Manchester Central Station on a winter's day in 1961
Manchester Central Station on a winter's day in 1961

A temporary wooden building, erected at the front of the station to house ticket offices and waiting rooms was planned to be replaced by a grander edifice, for example a hotel and railway offices as at London St Pancras, but remained in use until the station closed. The Midland Hotel was built by the Midland Railway in 1898–1903 on an adjacent site.

Railway usage

Manchester railways 1910
Manchester railways 1910
Midland lines
Midland lines

The Midland Railway (MR), one of the CLC's partners, used Manchester Central as its terminus for services including express trains to London St Pancras. Beginning in 1938, the London, Midland and Scottish Railway (successor to the MR) ran two prestige expresses, The Peaks and the Palatine, stopping en route at Chinley, Millers Dale, Matlock, Derby and Leicester.

Between 1960 and 15 April 1966, during the electrification of the West Coast Main Line, Central Station was the terminus for the Midland Pullman, a streamlined blue six-coach diesel multiple unit. This stopped at Cheadle Heath (now closed), before running fast to St Pancras.

Services through Millers Dale finished in July 1968, when the line was closed as a through route. The station provided local services to Chester and Liverpool, but closed to passengers on 5 May 1969, when the remaining services were switched to Manchester Oxford Road and Manchester Piccadilly stations.


Preceding station   Disused railways   Following station
Terminus   Cheshire Lines Committee
Manchester South District Line
  Chorlton-cum-Hardy
Line closed, station open
  Cheshire Lines Committee
Manchester to Liverpool Line
  Trafford Park
Line closed, station open
  Cheshire Lines Committee
Mid-Cheshire Line
  Sale
Line closed, station open

Accidents and incidents

Post-railway era

Dereliction and redevelopment

Central Station car park (1980)
Central Station car park (1980)

Main article: Manchester Central (Conference Centre)

Over a decade, Central Station fell into a dilapidated state, was damaged by fire and was used as a car park. The property was acquired by Greater Manchester Council and, in 1982, work began on converting it into an exhibition centre, which opened in 1986 as the Greater Manchester Exhibition and Conference Centre or G-Mex. It was subsequently renamed Manchester Central, in honour of its railway history.
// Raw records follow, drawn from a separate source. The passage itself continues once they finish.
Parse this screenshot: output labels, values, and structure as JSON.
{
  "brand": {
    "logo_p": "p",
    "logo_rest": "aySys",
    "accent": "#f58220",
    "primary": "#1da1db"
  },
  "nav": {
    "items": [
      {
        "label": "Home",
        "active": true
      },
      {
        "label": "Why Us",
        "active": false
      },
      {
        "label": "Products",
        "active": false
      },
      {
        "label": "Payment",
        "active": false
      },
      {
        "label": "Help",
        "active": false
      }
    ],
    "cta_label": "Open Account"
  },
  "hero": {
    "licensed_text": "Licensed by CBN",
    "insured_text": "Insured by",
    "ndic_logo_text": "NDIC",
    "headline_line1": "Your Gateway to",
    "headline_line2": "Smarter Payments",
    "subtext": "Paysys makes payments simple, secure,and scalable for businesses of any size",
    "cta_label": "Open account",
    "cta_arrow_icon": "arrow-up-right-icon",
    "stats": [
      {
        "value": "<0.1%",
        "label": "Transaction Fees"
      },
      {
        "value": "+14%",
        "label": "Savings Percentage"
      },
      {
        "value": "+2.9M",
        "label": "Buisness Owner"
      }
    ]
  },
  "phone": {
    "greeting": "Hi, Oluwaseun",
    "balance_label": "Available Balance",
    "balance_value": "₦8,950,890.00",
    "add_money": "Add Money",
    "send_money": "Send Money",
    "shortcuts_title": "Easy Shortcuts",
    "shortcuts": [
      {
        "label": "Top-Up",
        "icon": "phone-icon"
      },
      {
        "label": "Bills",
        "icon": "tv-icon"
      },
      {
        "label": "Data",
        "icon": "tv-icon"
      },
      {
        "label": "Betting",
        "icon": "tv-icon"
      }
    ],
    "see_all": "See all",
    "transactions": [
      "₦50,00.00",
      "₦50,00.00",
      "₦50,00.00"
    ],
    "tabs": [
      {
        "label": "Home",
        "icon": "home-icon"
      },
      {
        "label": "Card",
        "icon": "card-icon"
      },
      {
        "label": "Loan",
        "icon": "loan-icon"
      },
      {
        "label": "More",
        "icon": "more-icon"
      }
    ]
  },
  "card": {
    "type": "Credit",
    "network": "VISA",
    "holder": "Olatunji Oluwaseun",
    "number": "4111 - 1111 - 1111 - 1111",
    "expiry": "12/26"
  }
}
The undercroft was converted into a car park, serving the centre and Bridgewater Hall.

Light rail

A Metrolink tram (1992)
A Metrolink tram (1992)

The opening, in 1992, of the Metrolink light rail system has seen the conversion of suburban heavy rail lines such as the former Manchester, South Junction and Altrincham Railway to Altrincham and the disused Cheshire Lines Committee route via Didsbury. With the introduction of Metrolink, rail services from south Manchester ran once more to Central Station. However, instead of trains running into the Central Station arch, light rail vehicles now cross the railway viaduct and stop at Deansgate-Castlefield tram stop. They then run down a ramp which runs parallel to Lower Mosley Street, alongside the south-eastern side of the former train shed, before reaching street level where they operate as trams and head towards St Peter's Square.

Gallery

See also

References

  1. ^ "Coronavirus: Birmingham and Manchester temporary hospitals announced". BBC News. BBC. 27 March 2020. Retrieved 27 March 2020.
  2. ^ a b c Historic England (12 May 2002). "G-Mex, Windmill Street (1270514)". National Heritage List for England. Retrieved 10 July 2009.
  3. ^ Lashley, Brian (5 May 2009). "Manchester Central marks milestone". Manchester Evening News. Archived from the original on 14 January 2013. Retrieved 10 July 2009.
  4. ^ Manchester Central Station (G-MEX) roof, Engineering Timelines, retrieved 25 November 2011
  5. ^ Station name: Manchester Central, disused stations.org, retrieved 23 August 2012
  6. ^ Earnshaw, Alan (1989). Trains in Trouble: Vol. 5. Penryn: Atlantic Books. p. 28. ISBN 0-906899-35-4.

Further reading